Installation time

Each method of concrete construction requires different installation timelines and schedules. Tilt-up and cast-in-place concrete buildings must take weather projections into account. When the temperature drops below freezing at a worksite, the concrete curing process is often affected.

Precast concrete construction requires builders to incorporate design and shipping times into their schedules. On the plus side, precast concrete components or entire structures are cast in a quality-controlled environment ready for use upon delivery to the workplace.

Installation location

Site managers should also consider installation location differences between each concrete construction method. Site-cast and tilt-up concrete construction require managers to set aside adequate space for the concrete pouring and curing process. But since site-cast and tilt-up concrete buildings are created at their final locations, these methods may allow for the construction of unorthodox concrete shapes or larger-than-average structures.

Precast concrete structures and building elements are created off-site, then can be installed in areas that can be reached via trucks or cranes. While this can be limiting in some situations, it can also be accounted for beforehand.

Design flexibility

Tilt-up and cast-in-place concrete buildings may allow for more design flexibility in terms of their shapes or product functions. For example, a concrete construction crew could theoretically cast and cure a concrete structure of any shape using the cast-in-place technique, provided they have enough space to complete the job.

Precast concrete construction delivers complete, ready-to-go precast concrete buildings or elements to worksites. Many precast concrete building manufacturers offer several building variations or design layouts with options for customization based on required inclusions.

Strength and weather resilience

In many cases, precast concrete is designed to offer greater hazard resistance, weather resilience, and overall strength compared to cast-in-place or tilt-up concrete structures. This is due, in part, to the fact that precast concrete structures can be designed and cast without weaknesses in building joints and connections.

Furthermore, precast concrete structures benefit from a quality-controlled curing processes, ensuring that their concrete cures and sets under the ideal conditions for maximum strength. Organizations such as FORTRESS also stress-test precast concrete structures before delivery.

Construction workers installing a precast concrete building
Quality control

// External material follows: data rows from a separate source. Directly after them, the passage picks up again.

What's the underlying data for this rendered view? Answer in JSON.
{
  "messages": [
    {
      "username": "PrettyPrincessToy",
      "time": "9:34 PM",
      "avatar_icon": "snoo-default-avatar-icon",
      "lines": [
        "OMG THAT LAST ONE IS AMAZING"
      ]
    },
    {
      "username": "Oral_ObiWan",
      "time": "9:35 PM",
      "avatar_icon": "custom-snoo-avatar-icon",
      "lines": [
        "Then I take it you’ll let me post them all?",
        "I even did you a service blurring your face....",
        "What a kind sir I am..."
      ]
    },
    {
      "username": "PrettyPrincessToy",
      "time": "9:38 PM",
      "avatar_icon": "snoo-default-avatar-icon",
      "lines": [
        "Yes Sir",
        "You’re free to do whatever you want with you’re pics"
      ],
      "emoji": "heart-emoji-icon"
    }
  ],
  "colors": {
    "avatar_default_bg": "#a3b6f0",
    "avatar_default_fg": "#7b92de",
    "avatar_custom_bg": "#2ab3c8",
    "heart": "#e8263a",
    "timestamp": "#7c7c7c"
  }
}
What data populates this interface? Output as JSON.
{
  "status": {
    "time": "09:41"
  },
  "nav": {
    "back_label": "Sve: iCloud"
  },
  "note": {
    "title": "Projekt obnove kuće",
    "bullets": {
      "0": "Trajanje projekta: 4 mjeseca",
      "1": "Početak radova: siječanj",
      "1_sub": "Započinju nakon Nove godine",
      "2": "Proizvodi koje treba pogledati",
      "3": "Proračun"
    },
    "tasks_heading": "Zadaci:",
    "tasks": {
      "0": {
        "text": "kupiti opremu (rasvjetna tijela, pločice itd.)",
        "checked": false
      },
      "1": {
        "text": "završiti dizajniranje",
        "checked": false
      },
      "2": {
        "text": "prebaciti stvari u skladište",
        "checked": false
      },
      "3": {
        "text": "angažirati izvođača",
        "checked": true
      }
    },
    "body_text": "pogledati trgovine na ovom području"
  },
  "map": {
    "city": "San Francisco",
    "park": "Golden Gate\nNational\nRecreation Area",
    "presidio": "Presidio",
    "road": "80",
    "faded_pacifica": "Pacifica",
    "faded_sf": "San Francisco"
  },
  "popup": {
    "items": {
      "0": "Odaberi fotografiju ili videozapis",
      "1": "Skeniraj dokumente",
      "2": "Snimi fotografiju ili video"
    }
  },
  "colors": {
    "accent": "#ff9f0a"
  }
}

Site managers should consider quality control before selecting one method of concrete construction over another. Cast-in-place and tilt-up concrete construction require casters to account for temperature changes, weather, humidity levels, potential contaminants, and other factors. This can make quality control harder than other considerations.

Precast concrete allows for better quality control and a consistent finished product when it is cast in a controlled environment. Since the concrete creation process is supervised and not subject to the same external impacts as outdoor casting, precast concrete buildings benefit from high-quality control standards, leading to greater hazard resistance and similar advantages

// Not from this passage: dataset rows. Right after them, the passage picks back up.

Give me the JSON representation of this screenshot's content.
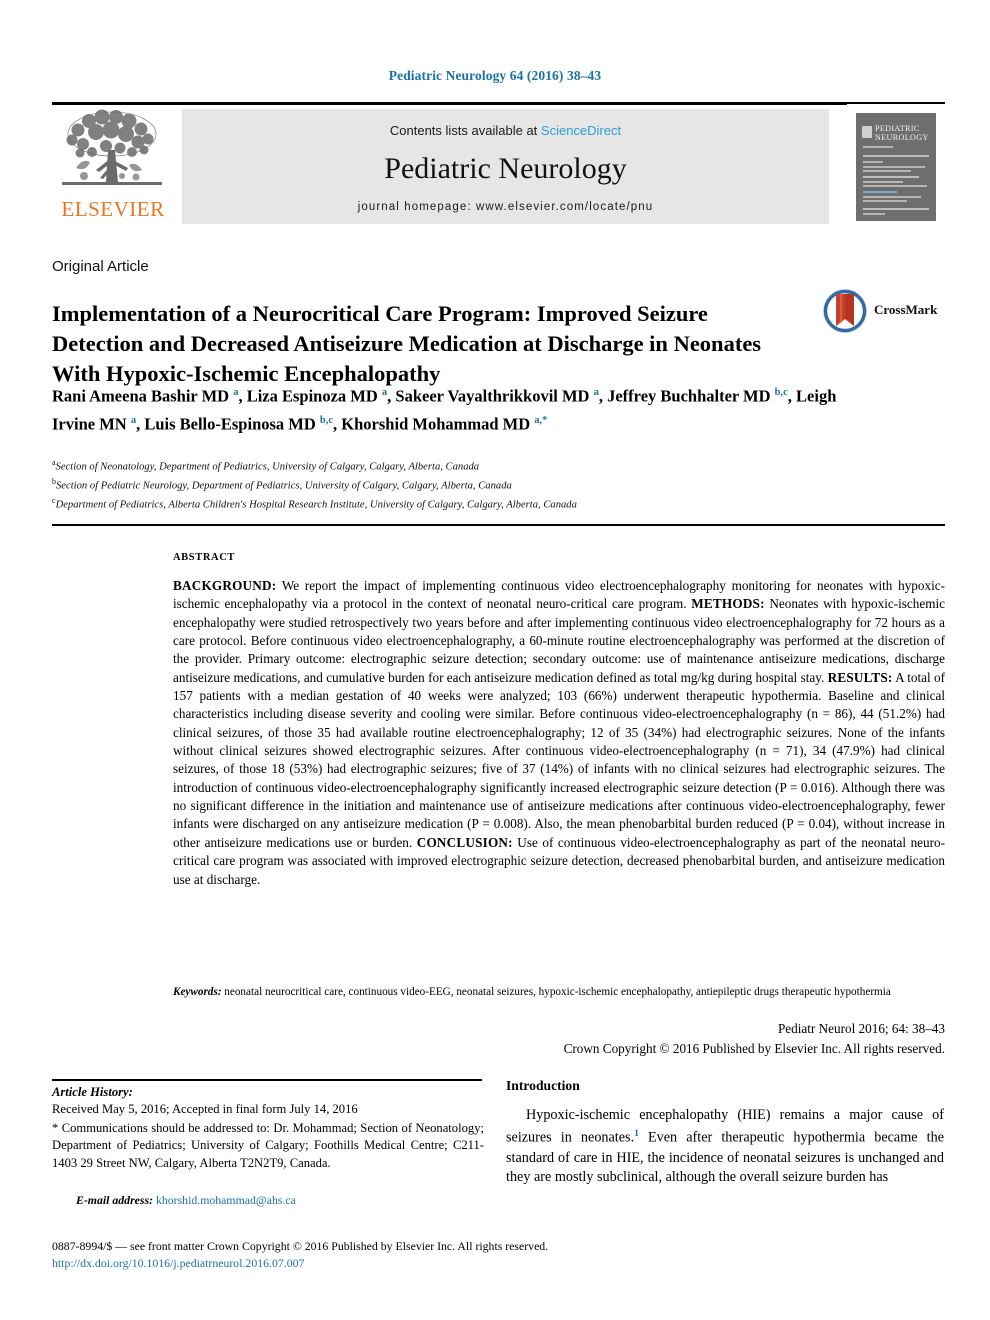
{
  "running_head": "Pediatric Neurology 64 (2016) 38–43",
  "masthead": {
    "contents_prefix": "Contents lists available at ",
    "sciencedirect": "ScienceDirect",
    "journal_title": "Pediatric Neurology",
    "homepage": "journal homepage: www.elsevier.com/locate/pnu",
    "publisher_logo_text": "ELSEVIER",
    "cover_title_line1": "PEDIATRIC",
    "cover_title_line2": "NEUROLOGY"
  },
  "article": {
    "type": "Original Article",
    "title": "Implementation of a Neurocritical Care Program: Improved Seizure Detection and Decreased Antiseizure Medication at Discharge in Neonates With Hypoxic-Ischemic Encephalopathy",
    "crossmark_label": "CrossMark",
    "authors_html": "Rani Ameena Bashir MD <sup>a</sup>, Liza Espinoza MD <sup>a</sup>, Sakeer Vayalthrikkovil MD <sup>a</sup>, Jeffrey Buchhalter MD <sup>b,c</sup>, Leigh Irvine MN <sup>a</sup>, Luis Bello-Espinosa MD <sup>b,c</sup>, Khorshid Mohammad MD <sup>a,</sup><sup>*</sup>",
    "affiliations": [
      {
        "marker": "a",
        "text": "Section of Neonatology, Department of Pediatrics, University of Calgary, Calgary, Alberta, Canada"
      },
      {
        "marker": "b",
        "text": "Section of Pediatric Neurology, Department of Pediatrics, University of Calgary, Calgary, Alberta, Canada"
      },
      {
        "marker": "c",
        "text": "Department of Pediatrics, Alberta Children's Hospital Research Institute, University of Calgary, Calgary, Alberta, Canada"
      }
    ]
  },
  "abstract": {
    "heading": "ABSTRACT",
    "sections": [
      {
        "label": "BACKGROUND:",
        "text": " We report the impact of implementing continuous video electroencephalography monitoring for neonates with hypoxic-ischemic encephalopathy via a protocol in the context of neonatal neuro-critical care program. "
      },
      {
        "label": "METHODS:",
        "text": " Neonates with hypoxic-ischemic encephalopathy were studied retrospectively two years before and after implementing continuous video electroencephalography for 72 hours as a care protocol. Before continuous video electroencephalography, a 60-minute routine electroencephalography was performed at the discretion of the provider. Primary outcome: electrographic seizure detection; secondary outcome: use of maintenance antiseizure medications, discharge antiseizure medications, and cumulative burden for each antiseizure medication defined as total mg/kg during hospital stay. "
      },
      {
        "label": "RESULTS:",
        "text": " A total of 157 patients with a median gestation of 40 weeks were analyzed; 103 (66%) underwent therapeutic hypothermia. Baseline and clinical characteristics including disease severity and cooling were similar. Before continuous video-electroencephalography (n = 86), 44 (51.2%) had clinical seizures, of those 35 had available routine electroencephalography; 12 of 35 (34%) had electrographic seizures. None of the infants without clinical seizures showed electrographic seizures. After continuous video-electroencephalography (n = 71), 34 (47.9%) had clinical seizures, of those 18 (53%) had electrographic seizures; five of 37 (14%) of infants with no clinical seizures had electrographic seizures. The introduction of continuous video-electroencephalography significantly increased electrographic seizure detection (P = 0.016). Although there was no significant difference in the initiation and maintenance use of antiseizure medications after continuous video-electroencephalography, fewer infants were discharged on any antiseizure medication (P = 0.008). Also, the mean phenobarbital burden reduced (P = 0.04), without increase in other antiseizure medications use or burden. "
      },
      {
        "label": "CONCLUSION:",
        "text": " Use of continuous video-electroencephalography as part of the neonatal neuro-critical care program was associated with improved electrographic seizure detection, decreased phenobarbital burden, and antiseizure medication use at discharge."
      }
    ],
    "keywords_label": "Keywords:",
    "keywords_text": " neonatal neurocritical care, continuous video-EEG, neonatal seizures, hypoxic-ischemic encephalopathy, antiepileptic drugs therapeutic hypothermia",
    "citation": "Pediatr Neurol 2016; 64: 38–43",
    "copyright": "Crown Copyright © 2016 Published by Elsevier Inc. All rights reserved."
  },
  "article_history": {
    "label": "Article History:",
    "dates": "Received May 5, 2016; Accepted in final form July 14, 2016",
    "correspondence": "* Communications should be addressed to: Dr. Mohammad; Section of Neonatology; Department of Pediatrics; University of Calgary; Foothills Medical Centre; C211-1403 29 Street NW, Calgary, Alberta T2N2T9, Canada.",
    "email_label": "E-mail address:",
    "email": " khorshid.mohammad@ahs.ca"
  },
  "introduction": {
    "heading": "Introduction",
    "paragraph_pre": "Hypoxic-ischemic encephalopathy (HIE) remains a major cause of seizures in neonates.",
    "reference_marker": "1",
    "paragraph_post": " Even after therapeutic hypothermia became the standard of care in HIE, the incidence of neonatal seizures is unchanged and they are mostly subclinical, although the overall seizure burden has"
  },
  "footer": {
    "issn_line": "0887-8994/$ — see front matter Crown Copyright © 2016 Published by Elsevier Inc. All rights reserved.",
    "doi": "http://dx.doi.org/10.1016/j.pediatrneurol.2016.07.007"
  },
  "colors": {
    "link_blue": "#1b72a8",
    "sciencedirect_blue": "#2a9fd6",
    "elsevier_orange": "#e87722",
    "masthead_gray": "#e6e6e6"
  }
}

What are the advantages of precast construction?

While each method has its benefits and downsides, the advantages of precast concrete construction make it a superior choice for many worksites or projects. These advantages include:

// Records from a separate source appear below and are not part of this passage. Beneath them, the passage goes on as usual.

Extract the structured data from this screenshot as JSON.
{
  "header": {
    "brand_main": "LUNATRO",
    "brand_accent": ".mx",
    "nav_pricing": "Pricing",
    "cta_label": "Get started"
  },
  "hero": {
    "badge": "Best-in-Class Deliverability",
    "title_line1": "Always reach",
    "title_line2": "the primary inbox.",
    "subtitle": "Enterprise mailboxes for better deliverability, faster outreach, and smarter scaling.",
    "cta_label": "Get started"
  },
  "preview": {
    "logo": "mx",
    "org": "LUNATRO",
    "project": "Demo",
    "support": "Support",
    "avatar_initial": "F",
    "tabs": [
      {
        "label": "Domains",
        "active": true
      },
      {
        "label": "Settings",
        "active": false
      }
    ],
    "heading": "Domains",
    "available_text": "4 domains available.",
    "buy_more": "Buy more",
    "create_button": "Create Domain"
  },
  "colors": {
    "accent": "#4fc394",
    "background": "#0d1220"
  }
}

  • High hazard/weather resistance and concrete strength
  • Control of environmental factors combined with a rigorous quality assurance program led to a consistent high-quality finished product
  • Fast installation/delivery times
  • Concrete structures are ready for immediate fit out upon delivery

For these reasons and more, FORTRESS Protective Buildings are always constructed from reinforced precast concrete using Tindall’s high-quality casting process. Our durable, resilient protective buildings are ideal for all worksites. Featuring customizable designs to meet function and available in a wide range of floorplans, each blast-resistant building can be tailored to fit unique needs and ensure maximum occupant comfort.

Want to know more, or want to discover how FORTRESS can improve your facility’s safety? Contact us today.

The Defender in Action